I am an immigrant. I grew up in poverty in post-World War II Italy. We had dirt floors and no running water or bathroom in the house, and we never knew where the next meal was coming from or what it would be. From the time I was 7, I worked at a gas station. I thank God that America gave me a chance to escape that life.
I came to America with my family when I was 16. I was upset about leaving my friends behind, but I had no choice. We lived in Springfield, Massachusetts: not a place I would have chosen, but much better than the place I left behind.
During my first month in Springfield, we experienced one of the worst snowstorms I had ever seen. While walking down the street on that Sunday, I noticed all the people—young and old—shoveling their driveways. Since I didn’t yet speak any English, I asked my friend to talk to the older people and find out if they would like us to shovel the snow for a couple of dollars. In 1968, $2 seemed like a lot of money. By the end of the day, when we stopped and counted all the money we had stuffed into various pockets, we discovered that we had made almost $30 apiece.
It was on that snowy Sunday that I became an American. In one short day in America, I made more than double what my father earned in a month doing construction seven days a week, 10 hours a day, in Italy.
Since that day, I did many jobs, both part-time and full-time, day or night. My father expected me to work a 40-hour-a-week job to help support the family: That meant I had to go to school during the day and work an eight-hour shift at night, usually from 10 o’clock to 6 o’clock in the morning. I worked in a match factory, a rubber boot factory, as a dishwasher, a janitor, and a hospital orderly. I did construction, framed paintings in an art gallery, and even sold vacuum cleaners from door to door. I was never out of work because America always offered an opportunity. Many times it was not what I wanted, but I did it anyway until something better came along.
Fortunately, I went to a trade high school where I took classes in carpentry, plumbing, electrical, and auto mechanics.
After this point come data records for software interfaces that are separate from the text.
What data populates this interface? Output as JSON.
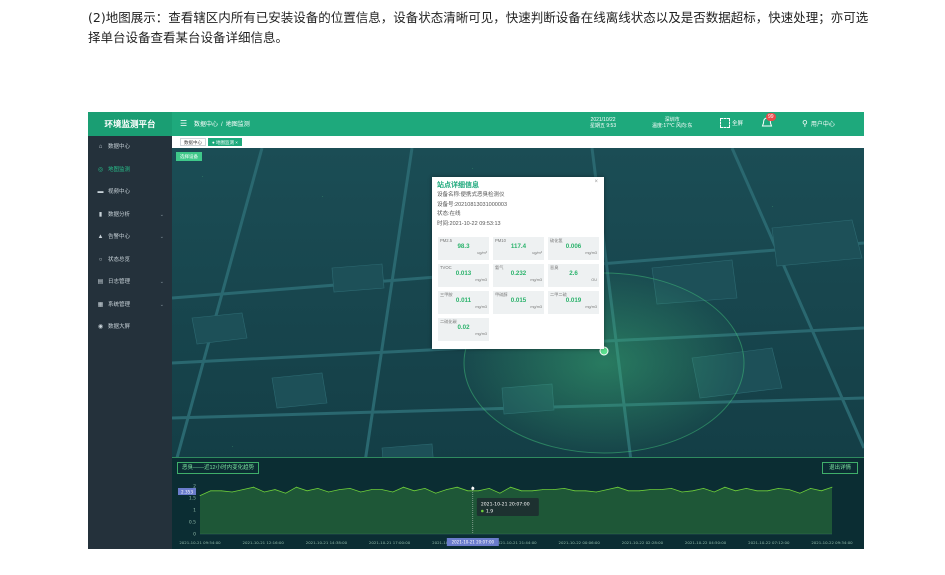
{
  "intro_text": "(2)地图展示：查看辖区内所有已安装设备的位置信息，设备状态清晰可见，快速判断设备在线离线状态以及是否数据超标，快速处理；亦可选择单台设备查看某台设备详细信息。",
  "app": {
    "brand": "环境监测平台",
    "breadcrumb": [
      "数据中心",
      "/",
      "地图监测"
    ],
    "date": "2021/10/22",
    "time": "星期五 9:53",
    "city": "深圳市",
    "weather": "温度:17℃ 风向:东",
    "fullscreen_label": "全屏",
    "notification_count": "99",
    "user_label": "用户中心"
  },
  "sidebar": {
    "items": [
      {
        "label": "数据中心",
        "icon": "home-icon",
        "active": false,
        "has_caret": false
      },
      {
        "label": "地图监测",
        "icon": "map-pin-icon",
        "active": true,
        "has_caret": false
      },
      {
        "label": "视频中心",
        "icon": "video-icon",
        "active": false,
        "has_caret": false
      },
      {
        "label": "数据分析",
        "icon": "bar-chart-icon",
        "active": false,
        "has_caret": true
      },
      {
        "label": "告警中心",
        "icon": "bell-icon",
        "active": false,
        "has_caret": true
      },
      {
        "label": "状态总览",
        "icon": "clock-icon",
        "active": false,
        "has_caret": false
      },
      {
        "label": "日志管理",
        "icon": "log-icon",
        "active": false,
        "has_caret": true
      },
      {
        "label": "系统管理",
        "icon": "gear-icon",
        "active": false,
        "has_caret": true
      },
      {
        "label": "数据大屏",
        "icon": "screen-icon",
        "active": false,
        "has_caret": false
      }
    ]
  },
  "tabs": [
    {
      "label": "数据中心",
      "active": false
    },
    {
      "label": "● 地图监测 ×",
      "active": true
    }
  ],
  "map": {
    "select_button": "选择设备"
  },
  "popup": {
    "title": "站点详细信息",
    "device_name": "设备名称:便携式恶臭检测仪",
    "device_no": "设备号:20210813031000003",
    "status": "状态:在线",
    "time": "时间:2021-10-22 09:53:13",
    "close": "×",
    "cards": [
      {
        "label": "PM2.5",
        "value": "98.3",
        "unit": "ug/m³"
      },
      {
        "label": "PM10",
        "value": "117.4",
        "unit": "ug/m³"
      },
      {
        "label": "硫化氢",
        "value": "0.006",
        "unit": "mg/m3"
      },
      {
        "label": "TVOC",
        "value": "0.013",
        "unit": "mg/m3"
      },
      {
        "label": "氨气",
        "value": "0.232",
        "unit": "mg/m3"
      },
      {
        "label": "恶臭",
        "value": "2.6",
        "unit": "OU"
      },
      {
        "label": "三甲胺",
        "value": "0.011",
        "unit": "mg/m3"
      },
      {
        "label": "甲硫醇",
        "value": "0.015",
        "unit": "mg/m3"
      },
      {
        "label": "二甲二硫",
        "value": "0.019",
        "unit": "mg/m3"
      },
      {
        "label": "二硫化碳",
        "value": "0.02",
        "unit": "mg/m3"
      }
    ]
  },
  "trend": {
    "title": "恶臭——近12小时内变化趋势",
    "exit_button": "退出详情"
  },
  "chart_data": {
    "type": "area",
    "title": "",
    "xlabel": "",
    "ylabel": "",
    "ylim": [
      0,
      2
    ],
    "y_ticks": [
      "2",
      "1.5",
      "1",
      "0.5",
      "0"
    ],
    "x_ticks": [
      "2021-10-21 09:54:00",
      "2021-10-21 12:16:00",
      "2021-10-21 14:38:00",
      "2021-10-21 17:00:00",
      "2021-10-21 19:22:00",
      "2021-10-21 21:44:00",
      "2021-10-22 00:06:00",
      "2021-10-22 02:28:00",
      "2021-10-22 04:50:00",
      "2021-10-22 07:12:00",
      "2021-10-22 09:34:00"
    ],
    "y_marker": "2.353",
    "crosshair_label": "2021-10-21 20:07:00",
    "tooltip": {
      "time": "2021-10-21 20:07:00",
      "value": "1.9"
    },
    "series": [
      {
        "values": [
          1.6,
          1.75,
          1.8,
          1.7,
          1.85,
          1.9,
          1.75,
          1.8,
          1.7,
          1.9,
          1.8,
          1.85,
          1.75,
          1.8,
          1.9,
          1.7,
          1.85,
          1.8,
          1.75,
          1.9,
          1.8,
          1.85,
          1.7,
          1.8,
          1.95,
          1.75,
          1.8,
          1.85,
          1.7,
          1.9,
          1.8,
          1.75,
          1.85,
          1.8,
          1.9,
          1.75,
          1.8,
          1.7,
          1.85,
          1.9,
          1.8,
          1.75,
          1.85,
          1.8,
          1.9,
          1.7,
          1.8,
          1.85,
          1.75,
          1.9,
          1.8,
          1.85,
          1.8,
          1.75,
          1.9,
          1.8,
          1.7,
          1.85,
          1.8,
          1.9
        ]
      }
    ],
    "color": "#6fd03a"
  }
}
When my sister took cosmetology, I thought it would be interesting to join her—especially since I would be the only man surrounded by pretty girls. Even though my sister withdrew, I enjoyed it and the instructor took a special interest in me: I seemed to possess a natural talent. When I graduated, I received the cosmetology award and an award in English. I knew that I could embrace not just a job, but a career that offered unlimited opportunities. With a pair of scissors and a comb, I could go anywhere!
With five years’ experience as a hairstylist, I married my wife, and the next morning, we drove to Palm Beach, Florida. Two years later, at the age of 26, we opened our own salon. A few years later, we had the hottest and busiest salon in Palm Beach. We also had two sons.
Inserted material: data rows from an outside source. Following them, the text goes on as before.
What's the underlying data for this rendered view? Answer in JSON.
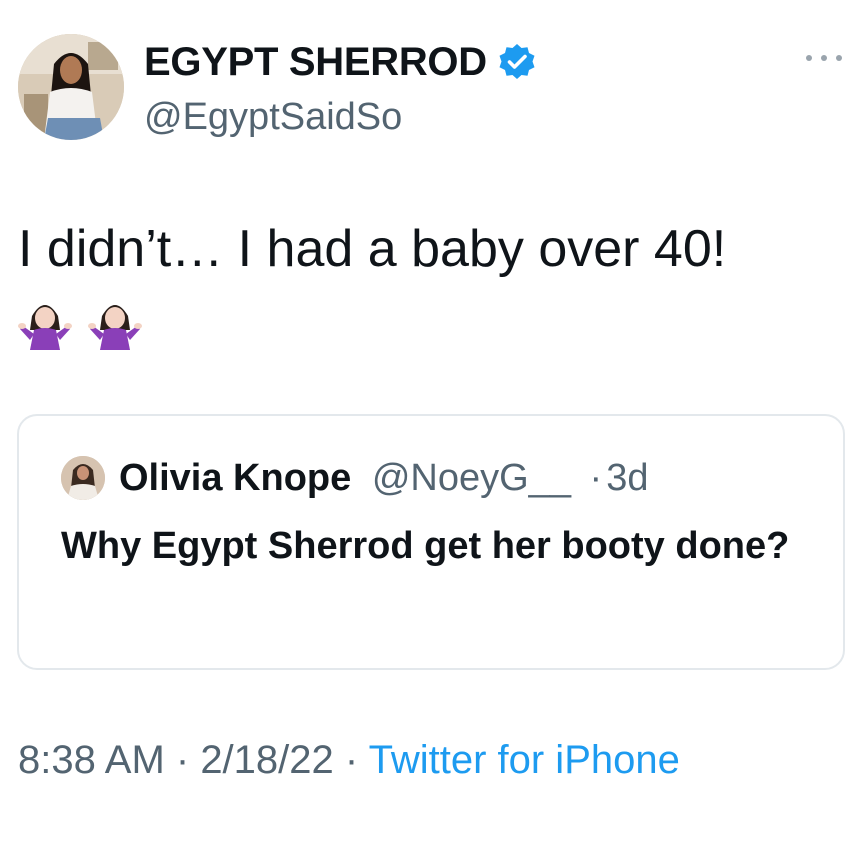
{
  "author": {
    "display_name": "EGYPT SHERROD",
    "handle": "@EgyptSaidSo",
    "verified": true,
    "avatar": "profile-photo"
  },
  "header": {
    "more_icon": "ellipsis-icon"
  },
  "tweet": {
    "text": "I didn’t… I had a baby over 40!",
    "emojis": [
      "woman-shrugging",
      "woman-shrugging"
    ]
  },
  "quoted_tweet": {
    "display_name": "Olivia Knope",
    "handle": "@NoeyG__",
    "separator": "·",
    "time": "3d",
    "text": "Why Egypt Sherrod get her booty done?"
  },
  "meta": {
    "time": "8:38 AM",
    "sep1": " · ",
    "date": "2/18/22",
    "sep2": " · ",
    "source": "Twitter for iPhone"
  },
  "colors": {
    "verified_badge": "#1d9bf0",
    "secondary_text": "#536471",
    "link": "#1d9bf0",
    "border": "#e3e8ec"
  }
}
I took to my knees and thanked God for my wife, my sons, and for the success of our salon. But most of all, I thanked him for America. These are some of the words I prayed:
Lord, thank you for giving me America as an adoptive mother, and please bless my new mother. She took me in her arms, accepted me as her own, and offered me the same dreams, the same freedom, and the same opportunities she offered her native sons, with no limits, no questions, and no discrimination. God bless America!